A complete answer includes every line below with the word "mail".
= = = =
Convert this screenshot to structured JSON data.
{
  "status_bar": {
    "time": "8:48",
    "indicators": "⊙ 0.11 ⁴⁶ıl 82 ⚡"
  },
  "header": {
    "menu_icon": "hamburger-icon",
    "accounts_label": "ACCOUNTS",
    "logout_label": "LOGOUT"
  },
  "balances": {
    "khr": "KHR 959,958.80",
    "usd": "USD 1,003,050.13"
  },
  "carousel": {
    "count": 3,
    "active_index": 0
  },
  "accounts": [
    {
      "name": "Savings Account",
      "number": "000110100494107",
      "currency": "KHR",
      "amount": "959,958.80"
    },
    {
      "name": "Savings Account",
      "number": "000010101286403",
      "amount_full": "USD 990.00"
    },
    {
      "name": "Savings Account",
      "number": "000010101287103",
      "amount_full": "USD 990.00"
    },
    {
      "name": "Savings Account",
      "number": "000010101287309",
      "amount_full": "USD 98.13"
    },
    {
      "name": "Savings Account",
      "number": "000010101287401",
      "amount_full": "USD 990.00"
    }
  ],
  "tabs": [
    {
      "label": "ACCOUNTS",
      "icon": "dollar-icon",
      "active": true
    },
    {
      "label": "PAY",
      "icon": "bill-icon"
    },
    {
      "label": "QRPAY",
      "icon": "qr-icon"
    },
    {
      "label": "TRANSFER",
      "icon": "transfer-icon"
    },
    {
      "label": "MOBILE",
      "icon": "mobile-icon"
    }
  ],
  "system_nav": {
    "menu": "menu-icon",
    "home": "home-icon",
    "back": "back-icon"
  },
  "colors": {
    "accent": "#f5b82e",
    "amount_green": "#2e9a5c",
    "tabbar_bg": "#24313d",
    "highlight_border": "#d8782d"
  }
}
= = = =
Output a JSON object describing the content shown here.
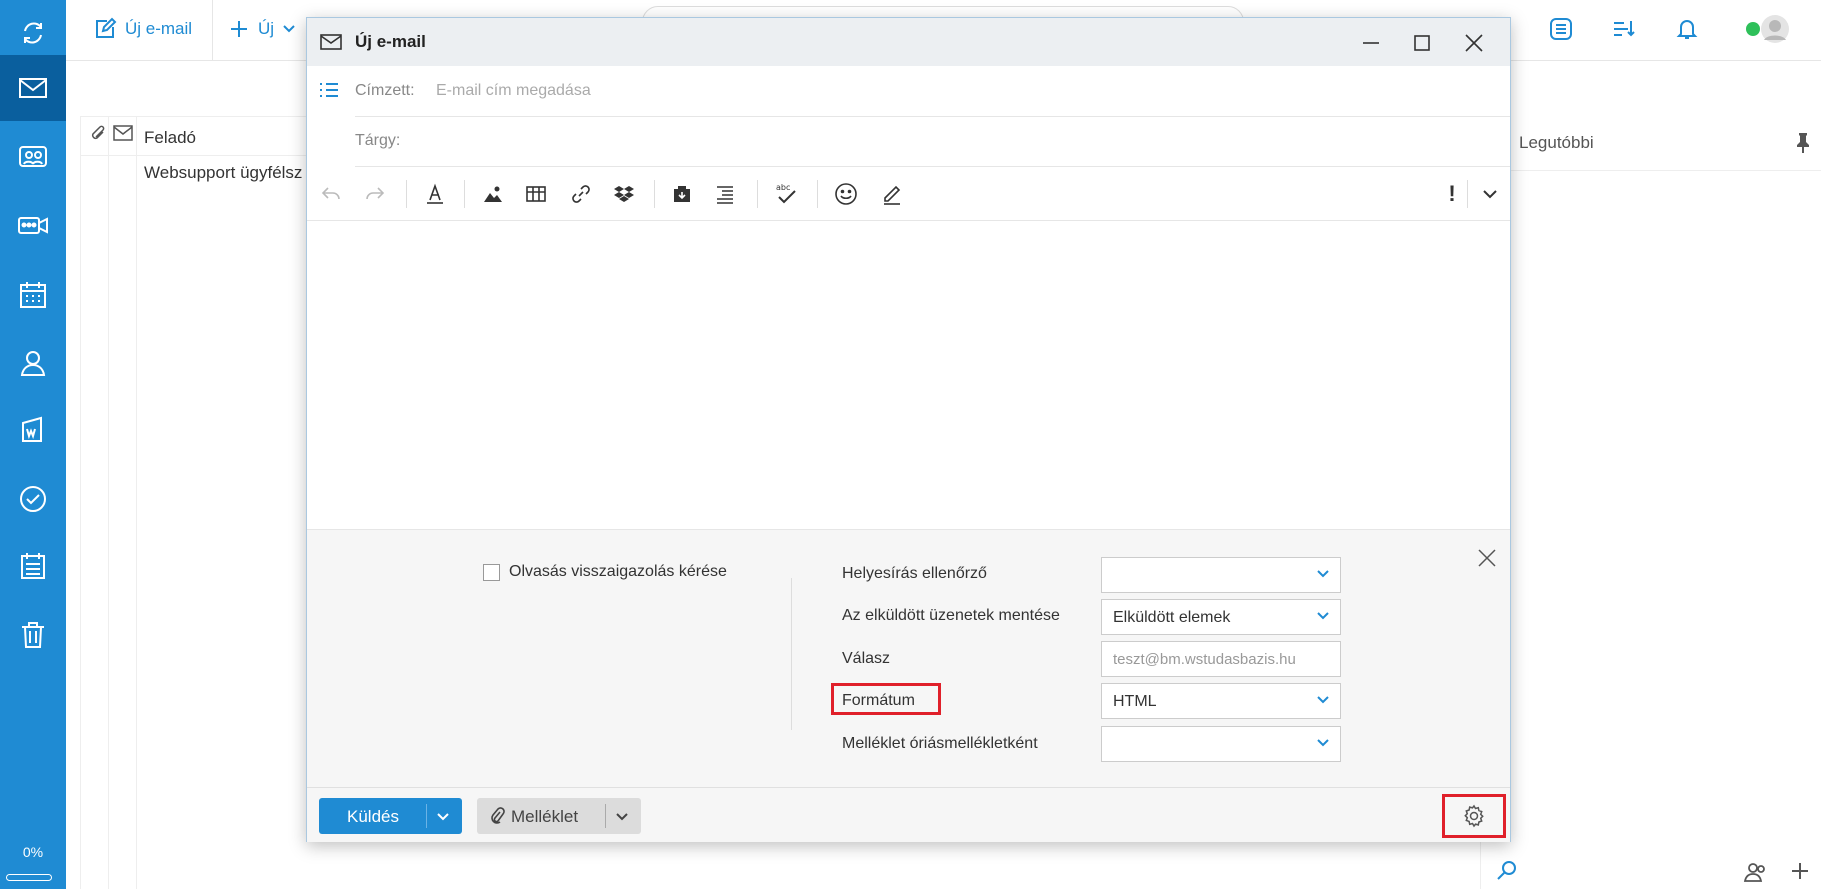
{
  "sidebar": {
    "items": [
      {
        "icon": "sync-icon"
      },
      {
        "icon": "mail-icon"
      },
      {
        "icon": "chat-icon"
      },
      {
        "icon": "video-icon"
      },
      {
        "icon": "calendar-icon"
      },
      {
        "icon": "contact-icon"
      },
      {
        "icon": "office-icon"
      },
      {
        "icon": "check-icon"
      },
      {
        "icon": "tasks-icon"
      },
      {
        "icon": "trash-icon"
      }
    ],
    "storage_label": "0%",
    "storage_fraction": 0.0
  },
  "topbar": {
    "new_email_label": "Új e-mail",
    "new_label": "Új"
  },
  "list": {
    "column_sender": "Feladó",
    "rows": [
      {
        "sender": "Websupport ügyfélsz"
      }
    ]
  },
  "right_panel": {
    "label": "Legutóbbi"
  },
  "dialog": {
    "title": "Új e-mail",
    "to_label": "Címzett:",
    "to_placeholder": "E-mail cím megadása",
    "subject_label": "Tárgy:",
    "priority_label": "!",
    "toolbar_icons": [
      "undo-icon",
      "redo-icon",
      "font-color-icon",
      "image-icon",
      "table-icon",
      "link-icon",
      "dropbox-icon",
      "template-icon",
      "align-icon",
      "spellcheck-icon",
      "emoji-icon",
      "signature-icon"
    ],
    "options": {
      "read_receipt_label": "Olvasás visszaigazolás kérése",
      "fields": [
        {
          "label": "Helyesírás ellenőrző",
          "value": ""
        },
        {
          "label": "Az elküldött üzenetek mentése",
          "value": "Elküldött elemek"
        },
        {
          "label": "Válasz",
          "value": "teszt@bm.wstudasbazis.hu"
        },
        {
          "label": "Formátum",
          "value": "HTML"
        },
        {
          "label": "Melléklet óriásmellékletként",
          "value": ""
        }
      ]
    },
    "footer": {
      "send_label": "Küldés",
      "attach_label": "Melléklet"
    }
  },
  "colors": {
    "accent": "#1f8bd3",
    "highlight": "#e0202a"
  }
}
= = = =
## Task answer
        "icon": "mail-icon"
    "new_email_label": "Új e-mail",
    "title": "Új e-mail",
    "to_placeholder": "E-mail cím megadása",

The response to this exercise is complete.